You do this by shooting alien-like robots with guns. You shoot them with guns, I mean. Wait, they also have guns. Sorry, that got confusing. Words, people. Basically, the gameplay involves shooting, taking cover, sliding to new cover, and shooting some more. There’s a healthy range of weaponry at Sam’s disposal, though I’ve stuck mostly with traditional weapons like the assault rifle and anti-armor pistol. Before Bulletstorm came around and had you sliding into enemies, there was Vanquish and its power sliding ability, which allows you to move swiftly across the ground at the cost of shield energy. It’s a really fun and useful mechanic, especially when you can time it perfectly to get behind an enemy and deliver a succinct melee attack to the noggin.

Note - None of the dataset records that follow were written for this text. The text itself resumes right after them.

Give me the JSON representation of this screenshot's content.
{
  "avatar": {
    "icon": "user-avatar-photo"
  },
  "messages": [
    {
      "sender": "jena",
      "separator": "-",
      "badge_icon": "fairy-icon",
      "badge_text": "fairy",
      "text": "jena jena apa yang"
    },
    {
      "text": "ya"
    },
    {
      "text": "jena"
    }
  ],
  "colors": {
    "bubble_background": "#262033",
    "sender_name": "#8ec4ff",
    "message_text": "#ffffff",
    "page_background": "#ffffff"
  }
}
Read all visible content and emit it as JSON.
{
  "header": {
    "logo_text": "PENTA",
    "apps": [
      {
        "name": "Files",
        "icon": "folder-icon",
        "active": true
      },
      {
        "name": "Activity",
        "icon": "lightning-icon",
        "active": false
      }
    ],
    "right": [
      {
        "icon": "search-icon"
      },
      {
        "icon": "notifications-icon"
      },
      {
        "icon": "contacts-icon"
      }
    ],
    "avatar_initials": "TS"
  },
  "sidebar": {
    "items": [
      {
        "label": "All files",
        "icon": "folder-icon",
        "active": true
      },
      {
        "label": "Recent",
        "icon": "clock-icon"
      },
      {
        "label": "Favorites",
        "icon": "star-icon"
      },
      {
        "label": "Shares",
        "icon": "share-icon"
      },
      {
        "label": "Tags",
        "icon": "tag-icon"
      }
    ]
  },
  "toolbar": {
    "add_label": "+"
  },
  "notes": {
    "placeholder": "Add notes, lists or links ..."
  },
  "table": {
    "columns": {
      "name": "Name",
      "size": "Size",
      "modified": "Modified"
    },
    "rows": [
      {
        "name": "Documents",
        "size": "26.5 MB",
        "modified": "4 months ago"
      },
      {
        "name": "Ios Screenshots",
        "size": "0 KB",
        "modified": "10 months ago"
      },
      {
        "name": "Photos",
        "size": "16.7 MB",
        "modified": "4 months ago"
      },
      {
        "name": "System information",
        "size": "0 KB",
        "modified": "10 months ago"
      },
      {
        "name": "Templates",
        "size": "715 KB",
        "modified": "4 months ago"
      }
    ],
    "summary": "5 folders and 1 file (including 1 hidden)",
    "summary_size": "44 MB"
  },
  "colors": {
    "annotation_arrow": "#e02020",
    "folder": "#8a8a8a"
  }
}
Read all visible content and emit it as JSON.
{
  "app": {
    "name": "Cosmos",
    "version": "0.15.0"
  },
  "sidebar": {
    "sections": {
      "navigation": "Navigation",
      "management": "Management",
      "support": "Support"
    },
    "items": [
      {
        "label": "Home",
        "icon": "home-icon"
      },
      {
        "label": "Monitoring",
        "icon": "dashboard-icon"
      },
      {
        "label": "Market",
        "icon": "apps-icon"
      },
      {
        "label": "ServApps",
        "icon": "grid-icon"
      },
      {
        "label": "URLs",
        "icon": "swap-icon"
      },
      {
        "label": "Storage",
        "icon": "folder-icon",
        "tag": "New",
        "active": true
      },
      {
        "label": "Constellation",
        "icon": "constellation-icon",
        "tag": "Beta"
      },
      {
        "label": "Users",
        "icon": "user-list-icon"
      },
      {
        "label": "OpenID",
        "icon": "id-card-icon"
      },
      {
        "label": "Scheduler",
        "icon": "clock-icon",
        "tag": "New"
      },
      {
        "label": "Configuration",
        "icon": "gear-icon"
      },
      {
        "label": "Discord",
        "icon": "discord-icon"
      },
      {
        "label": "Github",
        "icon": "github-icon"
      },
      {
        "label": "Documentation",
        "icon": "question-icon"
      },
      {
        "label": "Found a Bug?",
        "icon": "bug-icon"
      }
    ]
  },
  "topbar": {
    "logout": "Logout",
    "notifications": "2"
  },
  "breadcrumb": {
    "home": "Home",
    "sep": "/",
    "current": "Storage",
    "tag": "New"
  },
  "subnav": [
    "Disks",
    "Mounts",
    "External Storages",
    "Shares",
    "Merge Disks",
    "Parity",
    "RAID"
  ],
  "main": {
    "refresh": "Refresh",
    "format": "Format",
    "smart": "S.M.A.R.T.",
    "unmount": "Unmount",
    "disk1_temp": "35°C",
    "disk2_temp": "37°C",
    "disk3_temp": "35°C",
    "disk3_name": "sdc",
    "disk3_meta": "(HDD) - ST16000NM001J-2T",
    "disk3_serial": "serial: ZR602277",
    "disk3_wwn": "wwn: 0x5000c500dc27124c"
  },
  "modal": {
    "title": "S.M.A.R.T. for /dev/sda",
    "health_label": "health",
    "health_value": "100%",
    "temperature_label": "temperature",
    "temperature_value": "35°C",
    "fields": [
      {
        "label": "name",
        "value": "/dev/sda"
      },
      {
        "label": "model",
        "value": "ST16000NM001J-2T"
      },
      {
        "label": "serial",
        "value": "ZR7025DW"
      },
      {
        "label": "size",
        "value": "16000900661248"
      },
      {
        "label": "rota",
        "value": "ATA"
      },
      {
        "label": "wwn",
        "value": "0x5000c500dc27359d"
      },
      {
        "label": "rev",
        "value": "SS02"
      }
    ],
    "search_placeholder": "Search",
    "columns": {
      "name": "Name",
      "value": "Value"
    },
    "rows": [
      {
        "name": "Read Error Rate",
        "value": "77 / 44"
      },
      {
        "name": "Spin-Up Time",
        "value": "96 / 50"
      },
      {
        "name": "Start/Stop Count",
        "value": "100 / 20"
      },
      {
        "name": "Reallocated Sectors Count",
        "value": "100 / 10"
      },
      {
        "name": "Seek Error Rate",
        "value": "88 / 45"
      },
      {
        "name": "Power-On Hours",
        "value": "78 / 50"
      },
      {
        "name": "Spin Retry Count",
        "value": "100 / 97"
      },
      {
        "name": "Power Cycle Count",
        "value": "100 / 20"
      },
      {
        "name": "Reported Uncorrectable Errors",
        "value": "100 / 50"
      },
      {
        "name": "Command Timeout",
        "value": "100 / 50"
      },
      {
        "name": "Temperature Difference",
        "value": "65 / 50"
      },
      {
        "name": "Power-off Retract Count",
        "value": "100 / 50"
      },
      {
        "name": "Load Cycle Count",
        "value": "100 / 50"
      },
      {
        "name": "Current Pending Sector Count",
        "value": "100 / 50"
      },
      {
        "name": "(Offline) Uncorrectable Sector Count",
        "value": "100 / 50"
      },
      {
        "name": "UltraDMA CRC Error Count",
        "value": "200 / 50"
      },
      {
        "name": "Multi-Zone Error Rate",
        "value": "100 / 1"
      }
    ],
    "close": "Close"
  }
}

Now for the faults: instant kills and the treatment of Elena Ivanova. Several larger enemies have attacks that will instantly kill Sam in one hit, regardless of how full his shield bar is. This is pretty frustrating, even though these attacks are highly televised via bright beams of light and audio cues. Sometimes you just can’t get out of the way fast enough, and then you’re dead, back at the last checkpoint. As for Ivanova, she’s a wasted opportunity and a fine example of how videogames present women poorly. And this is coming from a game that casts a female POTUS in its future, to all their credit. Basically, any time they cut to Elena, who is Sam’s combat support intelligence, they use camera angles that emphasize only her legs and butt, like so:
And that’s ultimately disappointing to see each and every time the narration cuts to her, especially since she’s never doing anything dynamic, just visually conveying data, like incoming enemy ships and doorlock passcodes. To Vanquish, at least so far, she’s nothing more than an up-skirt. I know standing desks are all the rage these days, but you could’ve put her in a chair and behind a desk and have her function all the same. Or even just leave her as a voice in Sam’s head, telling him (and the player) what to do next.
Right now, I’m near the end of Act 3, and I think I saw on the Trophies list that there are five or six acts in total. Halfway through it then. And that’s great. I suspect by the end of Vanquish I will have had my fill of the game’s mechanics, but like I mentioned before, short and sweet is sometimes exactly what one needs. Even if it is short and sweet and overly macho to the point that I can’t help but roll my eyes as I pop out from cover, trigger AR Mode, and clear out a line of enemies in one swift, action hero-like manner. I guess it really is all connected.
2013 Game Review Haiku, #6 – Blackwell Deception (with Commentary)
Stopping street psychic
Again, keen commentary
From dev Dave Gilbert
These little haikus proved to be quite popular in 2012, so I’m gonna keep them going for another year. Or until I get bored with them. Whatever comes first. If you want to read more words about these games that I’m beating, just search around on Grinding Down. I’m sure I’ve talked about them here or there at some point. Anyways, enjoy my videogamey take on Japanese poetry.
Posted in 2013 completed games, entertainment, haiku review, videogames
Tagged Blackwell Deception, commentary, Dave Gilbert, Joey Mallone, point and click, puzzles, Rosangela Blackwell, Wadget Eye Games